Jamie Bell, aided by close-ups and other movie magic, brought unrivaled intensity to his celluloid Billy. Even live, that vitality feels difficult to duplicate. As much as I want to like the show, "Billy Elliot" never truly communicates the real passion of dance.
Impressive staging, much of it meant to accommodate the fact that the show uses a quartet of 12 and 13-year-old boys to play Billy, showcases the high-style quotient on display. An artful dance sequence features Billy (Drew Minard played the role Tuesday) and Christopher M. Howard spinning and leaping through an empty stage filled with smoke. Then, Minard's young Billy leaps onto a harness and truly flies. Beautiful and touching, but I wish it were less obviously manipulative.
Other sequences feel simply out of place, an excuse for colorful costumes and pizazz. Bizarre "Expressing Yourself" number sees Billy and an expressive, individualistic Michael (a delightfully chirping Sam Poon) try on dresses. Then, bulbous figures in patchwork costumes and no faces appear.
True, parts of the show deserve rapturous praise. The "Solidarity" number, which uses tiny tot schoolgirls in tutus to comment on the absurdity of violence in the 1984 British coal miner's strike, resonates with a particular quirky charm. Weaving, bobbing choreography allows the visual elements to offer a striking message on stage; pity the song's "marching forward to socialism" satire message wasn't stronger.
Janet Dickinson brings an electric tired, washed-up glamor puss flavor to her ballet teacher Mrs. Wilkinson. In a show that feels lifted from screen to stage, her portrayal feels a breath of fresh air. Pink leg warmers, gold platform shoes and a sassy attitude hint at a past that didn't always include a village in the industrial hinterlands.

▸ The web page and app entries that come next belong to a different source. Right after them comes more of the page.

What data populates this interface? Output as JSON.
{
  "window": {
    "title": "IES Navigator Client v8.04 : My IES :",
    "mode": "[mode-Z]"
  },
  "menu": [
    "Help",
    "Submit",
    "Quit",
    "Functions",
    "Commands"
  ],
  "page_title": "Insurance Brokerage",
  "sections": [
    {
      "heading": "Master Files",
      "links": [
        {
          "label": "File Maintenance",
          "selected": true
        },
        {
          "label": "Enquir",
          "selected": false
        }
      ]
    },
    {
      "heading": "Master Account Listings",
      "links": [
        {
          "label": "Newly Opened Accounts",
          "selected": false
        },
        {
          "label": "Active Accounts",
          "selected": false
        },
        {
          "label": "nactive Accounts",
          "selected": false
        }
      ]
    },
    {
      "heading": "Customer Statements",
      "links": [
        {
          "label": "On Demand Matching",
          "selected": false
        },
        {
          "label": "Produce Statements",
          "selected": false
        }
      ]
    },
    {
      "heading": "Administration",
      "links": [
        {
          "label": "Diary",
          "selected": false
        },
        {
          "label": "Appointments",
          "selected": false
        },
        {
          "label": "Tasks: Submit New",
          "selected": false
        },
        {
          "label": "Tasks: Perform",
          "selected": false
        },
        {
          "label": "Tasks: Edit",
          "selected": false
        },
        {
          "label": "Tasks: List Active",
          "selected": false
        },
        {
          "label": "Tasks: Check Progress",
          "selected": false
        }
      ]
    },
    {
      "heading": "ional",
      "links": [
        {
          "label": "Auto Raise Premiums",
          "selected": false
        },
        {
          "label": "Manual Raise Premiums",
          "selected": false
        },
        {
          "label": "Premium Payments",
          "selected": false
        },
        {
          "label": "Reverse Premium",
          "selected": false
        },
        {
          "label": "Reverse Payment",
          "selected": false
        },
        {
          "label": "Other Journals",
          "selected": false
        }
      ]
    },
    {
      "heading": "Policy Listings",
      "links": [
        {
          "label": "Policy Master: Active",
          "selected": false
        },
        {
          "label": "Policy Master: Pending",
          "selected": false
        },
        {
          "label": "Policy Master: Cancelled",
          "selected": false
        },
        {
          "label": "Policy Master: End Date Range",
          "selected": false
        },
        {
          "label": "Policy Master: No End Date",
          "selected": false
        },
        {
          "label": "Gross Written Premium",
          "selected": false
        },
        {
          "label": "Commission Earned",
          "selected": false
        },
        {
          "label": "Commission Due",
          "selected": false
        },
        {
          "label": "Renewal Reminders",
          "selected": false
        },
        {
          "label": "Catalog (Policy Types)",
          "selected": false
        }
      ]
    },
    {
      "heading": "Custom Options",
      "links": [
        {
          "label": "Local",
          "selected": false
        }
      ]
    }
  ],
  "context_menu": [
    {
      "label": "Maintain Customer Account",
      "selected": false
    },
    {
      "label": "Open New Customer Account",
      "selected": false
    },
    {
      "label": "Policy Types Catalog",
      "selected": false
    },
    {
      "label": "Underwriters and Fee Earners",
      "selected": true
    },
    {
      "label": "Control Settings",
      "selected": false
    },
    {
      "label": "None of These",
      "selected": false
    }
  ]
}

Minard brings charm to his Billy. I especially like the natural charm he has with Poon and Dickinson. I wish the dance sequences felt more lively, although a majestic series of pirouettes during "Electricity" convinced me I liked the show.
The music feels closer to being a mercurial, volatile concept album than any sort of traditional musical theater piece. No real ballads, duets or even showstoppers appear. The strongest number, "The Stars Look Down," appears right out of the gate. The rest might be best categorized as thunderingly bland.

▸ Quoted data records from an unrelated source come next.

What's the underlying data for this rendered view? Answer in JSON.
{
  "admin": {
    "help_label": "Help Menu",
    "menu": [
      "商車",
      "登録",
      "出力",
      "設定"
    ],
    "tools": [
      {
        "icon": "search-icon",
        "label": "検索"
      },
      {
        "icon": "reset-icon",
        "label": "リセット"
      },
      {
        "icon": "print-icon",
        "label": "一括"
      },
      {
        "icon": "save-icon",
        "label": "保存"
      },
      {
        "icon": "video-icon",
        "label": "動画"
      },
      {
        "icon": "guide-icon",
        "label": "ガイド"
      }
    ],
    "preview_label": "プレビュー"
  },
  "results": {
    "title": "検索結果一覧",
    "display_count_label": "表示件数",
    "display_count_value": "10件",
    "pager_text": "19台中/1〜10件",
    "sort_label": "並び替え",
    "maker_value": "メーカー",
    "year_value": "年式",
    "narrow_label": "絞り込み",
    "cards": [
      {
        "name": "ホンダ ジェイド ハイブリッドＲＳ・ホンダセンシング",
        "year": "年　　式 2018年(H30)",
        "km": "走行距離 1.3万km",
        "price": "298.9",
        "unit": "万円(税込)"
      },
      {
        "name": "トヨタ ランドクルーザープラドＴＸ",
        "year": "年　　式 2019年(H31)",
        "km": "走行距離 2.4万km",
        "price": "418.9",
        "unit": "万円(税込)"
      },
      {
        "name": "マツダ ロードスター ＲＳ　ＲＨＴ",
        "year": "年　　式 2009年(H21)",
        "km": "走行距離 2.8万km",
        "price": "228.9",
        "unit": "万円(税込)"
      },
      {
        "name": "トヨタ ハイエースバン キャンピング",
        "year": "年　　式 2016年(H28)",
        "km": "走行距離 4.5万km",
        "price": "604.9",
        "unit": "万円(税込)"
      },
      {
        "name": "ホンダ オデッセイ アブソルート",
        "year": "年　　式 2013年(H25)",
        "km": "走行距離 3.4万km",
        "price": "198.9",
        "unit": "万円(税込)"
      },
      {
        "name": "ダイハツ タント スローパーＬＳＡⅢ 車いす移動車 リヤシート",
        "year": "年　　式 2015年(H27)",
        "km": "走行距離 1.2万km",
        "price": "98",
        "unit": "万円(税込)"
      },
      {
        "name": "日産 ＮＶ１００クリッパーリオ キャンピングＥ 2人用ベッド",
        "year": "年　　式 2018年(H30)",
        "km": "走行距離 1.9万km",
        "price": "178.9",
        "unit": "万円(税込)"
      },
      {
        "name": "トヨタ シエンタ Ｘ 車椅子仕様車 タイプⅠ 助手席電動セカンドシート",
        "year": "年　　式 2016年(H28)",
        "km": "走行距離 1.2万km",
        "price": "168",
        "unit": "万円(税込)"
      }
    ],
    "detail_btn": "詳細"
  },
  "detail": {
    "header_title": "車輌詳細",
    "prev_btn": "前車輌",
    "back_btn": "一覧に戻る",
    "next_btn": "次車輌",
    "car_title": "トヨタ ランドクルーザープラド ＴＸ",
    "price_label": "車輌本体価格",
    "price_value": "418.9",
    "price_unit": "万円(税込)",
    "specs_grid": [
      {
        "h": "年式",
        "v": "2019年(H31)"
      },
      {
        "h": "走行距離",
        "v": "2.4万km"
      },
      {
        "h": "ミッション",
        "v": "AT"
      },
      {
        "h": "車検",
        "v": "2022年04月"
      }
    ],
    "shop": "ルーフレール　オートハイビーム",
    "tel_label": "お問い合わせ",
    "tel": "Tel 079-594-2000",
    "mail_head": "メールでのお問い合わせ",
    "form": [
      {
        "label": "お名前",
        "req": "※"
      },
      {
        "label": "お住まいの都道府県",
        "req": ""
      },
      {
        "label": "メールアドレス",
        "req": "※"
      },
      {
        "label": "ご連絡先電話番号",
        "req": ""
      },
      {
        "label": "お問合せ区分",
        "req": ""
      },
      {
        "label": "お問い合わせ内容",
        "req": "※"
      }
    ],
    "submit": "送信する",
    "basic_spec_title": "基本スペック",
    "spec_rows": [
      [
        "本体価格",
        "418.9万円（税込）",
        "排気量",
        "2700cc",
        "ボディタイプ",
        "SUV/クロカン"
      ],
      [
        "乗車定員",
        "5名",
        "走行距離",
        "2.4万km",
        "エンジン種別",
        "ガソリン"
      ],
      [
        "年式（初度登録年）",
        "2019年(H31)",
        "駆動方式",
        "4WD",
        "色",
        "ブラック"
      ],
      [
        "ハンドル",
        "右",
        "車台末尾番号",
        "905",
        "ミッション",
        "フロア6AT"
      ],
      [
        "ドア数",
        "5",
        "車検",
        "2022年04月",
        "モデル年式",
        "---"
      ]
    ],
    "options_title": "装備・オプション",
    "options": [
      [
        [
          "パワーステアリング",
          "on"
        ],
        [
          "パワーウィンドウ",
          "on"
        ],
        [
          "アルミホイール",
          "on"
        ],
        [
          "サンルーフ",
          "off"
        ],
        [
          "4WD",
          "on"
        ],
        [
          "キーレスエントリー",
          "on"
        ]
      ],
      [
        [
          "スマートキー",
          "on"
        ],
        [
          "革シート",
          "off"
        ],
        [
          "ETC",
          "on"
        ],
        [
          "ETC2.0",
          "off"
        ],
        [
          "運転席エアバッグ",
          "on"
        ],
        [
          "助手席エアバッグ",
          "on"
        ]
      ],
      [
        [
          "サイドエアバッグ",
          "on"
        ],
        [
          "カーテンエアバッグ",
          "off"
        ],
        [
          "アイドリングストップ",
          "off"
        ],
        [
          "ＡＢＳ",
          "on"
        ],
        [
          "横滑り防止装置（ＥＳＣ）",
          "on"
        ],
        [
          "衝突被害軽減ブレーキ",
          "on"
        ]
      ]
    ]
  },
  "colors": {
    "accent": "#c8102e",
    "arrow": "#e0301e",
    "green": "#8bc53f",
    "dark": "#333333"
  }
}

Moody. Impressive and grand. Dazzling in places. Music that might move the soul. Dance that soars. Look for a smoky, spiraling sequence on a stage that will make you believe in the raw power of movement. Get lost in the lights of miner's helmets as they descend into the belly of the earth. Dance. Just dance.
Full Disclosure: Naples Daily News publisher Dave Neill is a member of the board of directors of the Philharmonic Center for the Arts.